● Task to carry out
Below are some records; find each line that carries the word "users" and copy it.

Supplied records section start

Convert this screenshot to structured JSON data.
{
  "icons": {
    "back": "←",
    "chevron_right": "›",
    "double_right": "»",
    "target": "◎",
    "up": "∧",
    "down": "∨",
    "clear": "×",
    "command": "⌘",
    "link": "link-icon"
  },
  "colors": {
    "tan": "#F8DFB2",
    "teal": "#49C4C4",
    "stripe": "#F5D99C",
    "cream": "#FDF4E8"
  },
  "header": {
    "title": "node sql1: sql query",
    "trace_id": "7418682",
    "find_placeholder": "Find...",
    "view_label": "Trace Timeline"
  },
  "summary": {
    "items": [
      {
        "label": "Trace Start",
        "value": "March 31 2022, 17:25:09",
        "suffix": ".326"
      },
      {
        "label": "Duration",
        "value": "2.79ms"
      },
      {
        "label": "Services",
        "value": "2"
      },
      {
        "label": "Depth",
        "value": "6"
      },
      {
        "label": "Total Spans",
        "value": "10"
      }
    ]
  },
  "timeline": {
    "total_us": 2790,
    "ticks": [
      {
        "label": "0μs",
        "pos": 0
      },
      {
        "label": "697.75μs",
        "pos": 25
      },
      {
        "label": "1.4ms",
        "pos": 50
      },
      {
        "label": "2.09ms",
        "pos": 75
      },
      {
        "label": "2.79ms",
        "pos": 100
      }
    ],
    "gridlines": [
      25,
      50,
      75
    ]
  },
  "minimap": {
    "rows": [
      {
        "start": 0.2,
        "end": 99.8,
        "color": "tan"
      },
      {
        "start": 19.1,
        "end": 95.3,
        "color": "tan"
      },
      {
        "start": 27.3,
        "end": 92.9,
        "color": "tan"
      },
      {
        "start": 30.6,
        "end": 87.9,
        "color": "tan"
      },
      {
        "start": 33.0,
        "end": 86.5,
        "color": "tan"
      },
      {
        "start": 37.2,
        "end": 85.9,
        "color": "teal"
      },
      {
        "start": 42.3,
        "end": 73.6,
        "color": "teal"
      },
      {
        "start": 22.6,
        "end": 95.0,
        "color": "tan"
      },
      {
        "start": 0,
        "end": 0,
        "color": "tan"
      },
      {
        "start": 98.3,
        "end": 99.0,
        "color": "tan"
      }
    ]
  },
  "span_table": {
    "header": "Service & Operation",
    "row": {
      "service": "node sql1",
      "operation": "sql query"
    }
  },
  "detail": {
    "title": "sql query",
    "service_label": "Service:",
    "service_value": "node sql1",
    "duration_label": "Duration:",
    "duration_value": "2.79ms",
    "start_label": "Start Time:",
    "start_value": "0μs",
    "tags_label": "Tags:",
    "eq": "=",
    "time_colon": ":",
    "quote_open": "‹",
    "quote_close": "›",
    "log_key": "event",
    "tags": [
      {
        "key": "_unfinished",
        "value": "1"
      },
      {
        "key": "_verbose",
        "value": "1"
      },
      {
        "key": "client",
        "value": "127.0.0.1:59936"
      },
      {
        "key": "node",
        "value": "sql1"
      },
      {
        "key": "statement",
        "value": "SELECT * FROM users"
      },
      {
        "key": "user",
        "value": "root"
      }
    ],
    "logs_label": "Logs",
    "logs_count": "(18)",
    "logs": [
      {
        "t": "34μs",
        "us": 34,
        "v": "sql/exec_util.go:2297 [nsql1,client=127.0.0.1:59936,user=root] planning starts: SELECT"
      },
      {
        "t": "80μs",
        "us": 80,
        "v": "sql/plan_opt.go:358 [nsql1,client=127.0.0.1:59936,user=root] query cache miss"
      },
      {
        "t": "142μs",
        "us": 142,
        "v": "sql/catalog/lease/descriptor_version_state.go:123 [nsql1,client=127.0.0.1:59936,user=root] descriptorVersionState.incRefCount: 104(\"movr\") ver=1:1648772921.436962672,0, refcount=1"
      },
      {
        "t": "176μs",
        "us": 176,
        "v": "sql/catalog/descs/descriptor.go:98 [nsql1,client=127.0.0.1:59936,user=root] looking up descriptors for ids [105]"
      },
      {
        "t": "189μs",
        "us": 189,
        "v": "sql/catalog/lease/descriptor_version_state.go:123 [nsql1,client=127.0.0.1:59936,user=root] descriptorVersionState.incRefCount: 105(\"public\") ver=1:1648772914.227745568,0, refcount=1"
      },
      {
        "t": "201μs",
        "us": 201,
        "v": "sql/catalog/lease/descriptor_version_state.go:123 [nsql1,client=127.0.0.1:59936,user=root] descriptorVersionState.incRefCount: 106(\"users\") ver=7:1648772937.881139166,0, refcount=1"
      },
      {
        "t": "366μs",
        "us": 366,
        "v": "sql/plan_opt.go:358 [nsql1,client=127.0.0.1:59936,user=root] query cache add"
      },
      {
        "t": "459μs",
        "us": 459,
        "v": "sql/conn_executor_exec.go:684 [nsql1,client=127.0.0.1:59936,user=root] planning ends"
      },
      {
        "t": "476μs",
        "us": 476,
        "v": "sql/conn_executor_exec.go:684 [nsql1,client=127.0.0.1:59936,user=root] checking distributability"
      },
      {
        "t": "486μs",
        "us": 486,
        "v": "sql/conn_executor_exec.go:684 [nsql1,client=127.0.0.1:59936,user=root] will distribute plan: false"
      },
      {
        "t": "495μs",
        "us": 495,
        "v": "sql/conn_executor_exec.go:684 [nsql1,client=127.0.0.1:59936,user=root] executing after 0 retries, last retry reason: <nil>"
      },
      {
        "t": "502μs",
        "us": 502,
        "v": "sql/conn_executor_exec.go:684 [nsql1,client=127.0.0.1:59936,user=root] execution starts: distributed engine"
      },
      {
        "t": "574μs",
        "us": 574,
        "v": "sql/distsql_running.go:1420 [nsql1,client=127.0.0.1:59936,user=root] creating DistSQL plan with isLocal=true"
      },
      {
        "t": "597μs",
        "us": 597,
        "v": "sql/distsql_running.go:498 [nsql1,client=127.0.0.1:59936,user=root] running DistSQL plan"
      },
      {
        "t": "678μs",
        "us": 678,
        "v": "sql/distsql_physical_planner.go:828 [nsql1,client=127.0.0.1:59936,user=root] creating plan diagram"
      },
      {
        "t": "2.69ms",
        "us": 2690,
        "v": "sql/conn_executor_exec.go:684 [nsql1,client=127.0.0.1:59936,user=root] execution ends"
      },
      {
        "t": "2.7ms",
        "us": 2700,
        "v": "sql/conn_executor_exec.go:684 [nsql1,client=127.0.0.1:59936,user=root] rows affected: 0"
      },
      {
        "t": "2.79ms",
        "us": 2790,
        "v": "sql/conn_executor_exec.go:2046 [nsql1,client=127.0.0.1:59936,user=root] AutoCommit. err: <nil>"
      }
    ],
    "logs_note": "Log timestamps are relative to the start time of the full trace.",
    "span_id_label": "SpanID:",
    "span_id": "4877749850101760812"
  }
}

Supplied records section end

● Exercise result
        "value": "SELECT * FROM users"
        "v": "sql/catalog/lease/descriptor_version_state.go:123 [nsql1,client=127.0.0.1:59936,user=root] descriptorVersionState.incRefCount: 106(\"users\") ver=7:1648772937.881139166,0, refcount=1"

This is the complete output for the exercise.